I look forward to leveraging this experience and translating my understanding of the customer into the planning and implementation of paid search and social advertising. My customer service score over the past three years has been 97%, which shows a great ability to understand customer needs.

To advance my career, I am willing to take a step back in the sales funnel and engage potential customers and increase awareness of your business using the digital marketing skills I have been learning for the past 9 months.

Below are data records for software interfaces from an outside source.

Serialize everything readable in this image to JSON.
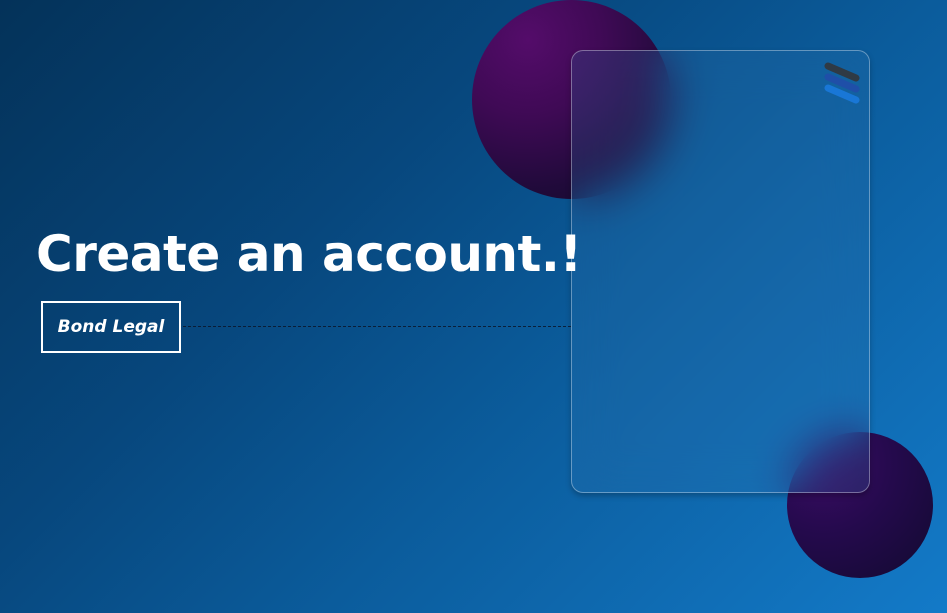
{
  "hero": {
    "headline": "Create an account.!"
  },
  "brand": {
    "label": "Bond Legal"
  },
  "logo": {
    "icon": "three-stripes-logo-icon",
    "colors": [
      "#2f3a45",
      "#1f4fa8",
      "#1977d6"
    ]
  },
  "theme": {
    "background_start": "#043259",
    "background_end": "#137ac8",
    "orb_color": "#540c6a",
    "orb_secondary": "#3a0c64"
  }
}
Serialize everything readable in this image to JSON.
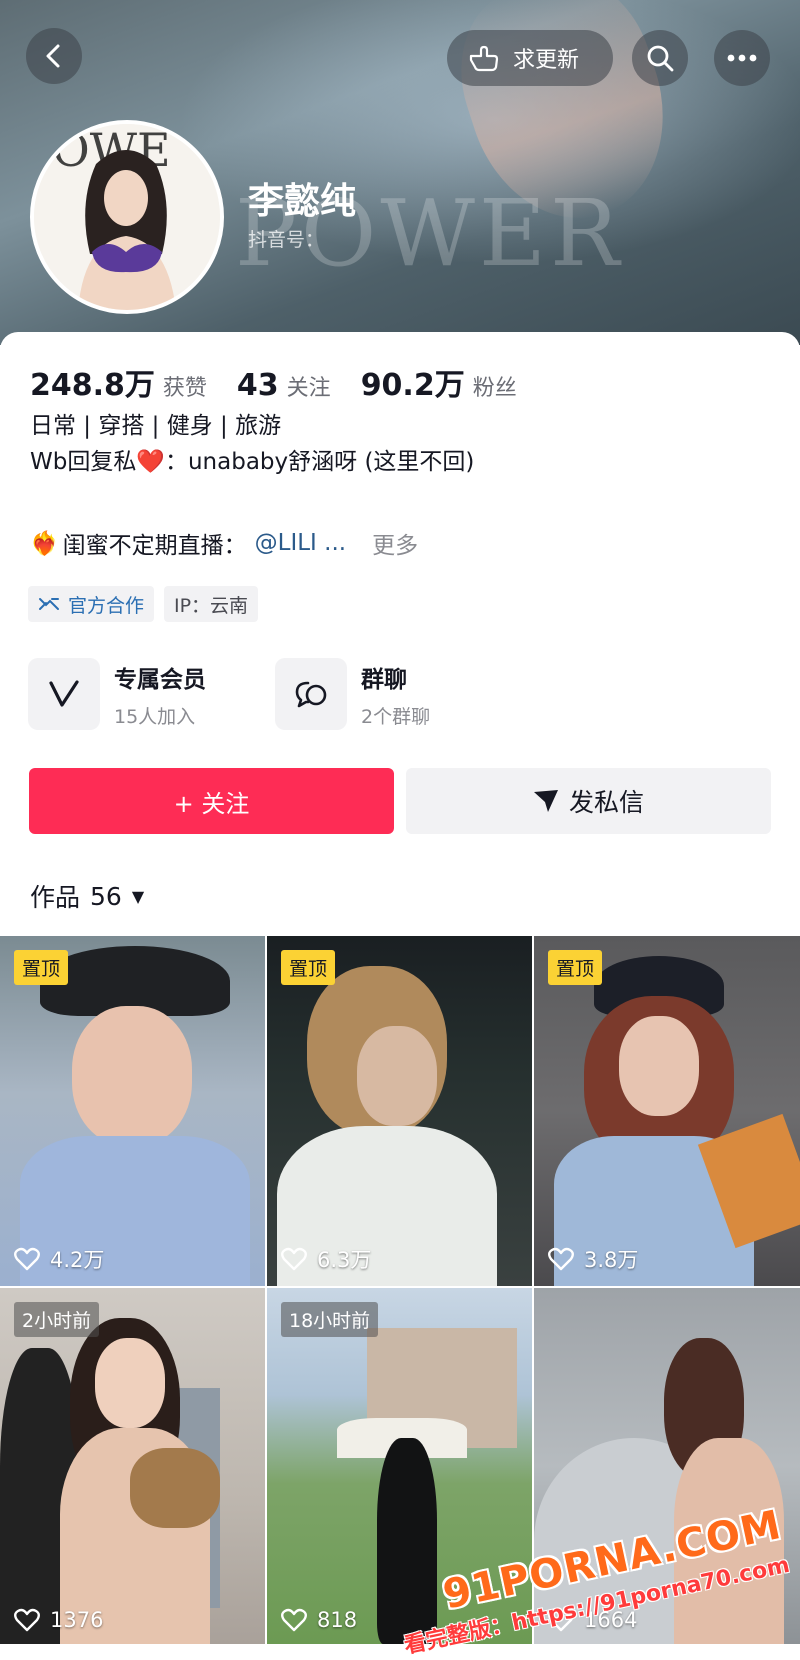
{
  "header": {
    "back_icon": "chevron-left-icon",
    "request_update_label": "求更新",
    "search_icon": "search-icon",
    "more_icon": "more-dots-icon",
    "banner_watermark": "POWER"
  },
  "profile": {
    "name": "李懿纯",
    "douyin_id_label": "抖音号：",
    "avatar_icon": "avatar-image"
  },
  "stats": [
    {
      "value": "248.8万",
      "label": "获赞"
    },
    {
      "value": "43",
      "label": "关注"
    },
    {
      "value": "90.2万",
      "label": "粉丝"
    }
  ],
  "bio": {
    "line1": "日常 | 穿搭 | 健身 | 旅游",
    "line2": "Wb回复私❤️：unababy舒涵呀 (这里不回)",
    "live_icon": "❤️‍🔥",
    "live_text": "闺蜜不定期直播：",
    "live_mention": "@LILI ...",
    "more": "更多"
  },
  "tags": {
    "official": "官方合作",
    "ip": "IP：云南"
  },
  "entries": {
    "membership": {
      "title": "专属会员",
      "subtitle": "15人加入"
    },
    "group_chat": {
      "title": "群聊",
      "subtitle": "2个群聊"
    }
  },
  "actions": {
    "follow": "+ 关注",
    "message": "发私信"
  },
  "works": {
    "label": "作品",
    "count": "56"
  },
  "videos": [
    {
      "badge": "置顶",
      "badge_type": "pinned",
      "likes": "4.2万"
    },
    {
      "badge": "置顶",
      "badge_type": "pinned",
      "likes": "6.3万"
    },
    {
      "badge": "置顶",
      "badge_type": "pinned",
      "likes": "3.8万"
    },
    {
      "badge": "2小时前",
      "badge_type": "time",
      "likes": "1376"
    },
    {
      "badge": "18小时前",
      "badge_type": "time",
      "likes": "818"
    },
    {
      "badge": "",
      "badge_type": "none",
      "likes": "1664"
    }
  ],
  "watermark": {
    "line1": "91PORNA.COM",
    "line2": "看完整版：https://91porna70.com"
  },
  "colors": {
    "accent": "#fe2c55",
    "pinned_badge": "#fbd234",
    "link": "#2b5a8a"
  }
}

My knowledge and insights will be invaluable in complex marketing.

We have examples, we can see the numbers, and there is a connection between past experiences and the work they want.

It’s worth considering an online course if:

  • you’re looking for a job where you work alone
  • Or if you’re looking for a career change job with no experience

We’ve put together some free resources that should help you move toward your new career:

  • FutureLearn offers many courses filled with new skills so you can develop your interests or start a new career. The packages are short, and you need to find skills to help with jobs for 50-year-olds with no experience.
  • Udemy has short courses that can help you when you want to change healthcare jobs, and you’ll also find motivational classes to answer the question, “What are some examples of a career change?”
  • Coursera is another learning platform with skills for high-paying jobs and job ideas for people who like to read about career change ideas. Learn how to make good career decisions and build a professional identity.

professional advice.
In addition to online learning, find people who are doing jobs that interest you. Talk about their careers, what they do every day, work-life balance, how challenging and rewarding the work is, and see if their answers match your expectations.

Finally, when you’ve done a little work, a career change isn’t as scary as it first appears.

Put your career change plan on paper and set achievable goals and timelines for each step you need to take.

Be careful and responsible, but don’t build up stress and make your situation worse!

The state is full of people who have turned their careers around and made great strides, and so can you.

Take a look at Vera Wang, a former figure skater, journalist and dancer who became one of the leading fashion designers of the 21st century at the age of 40.

Julia Child worked in advertising and media until she turned 50 and published the first of many cookbooks.

Look at Brad Pitt – he started his life as a limo driver, so if he could get to where he is now, there is no limit to what is possible!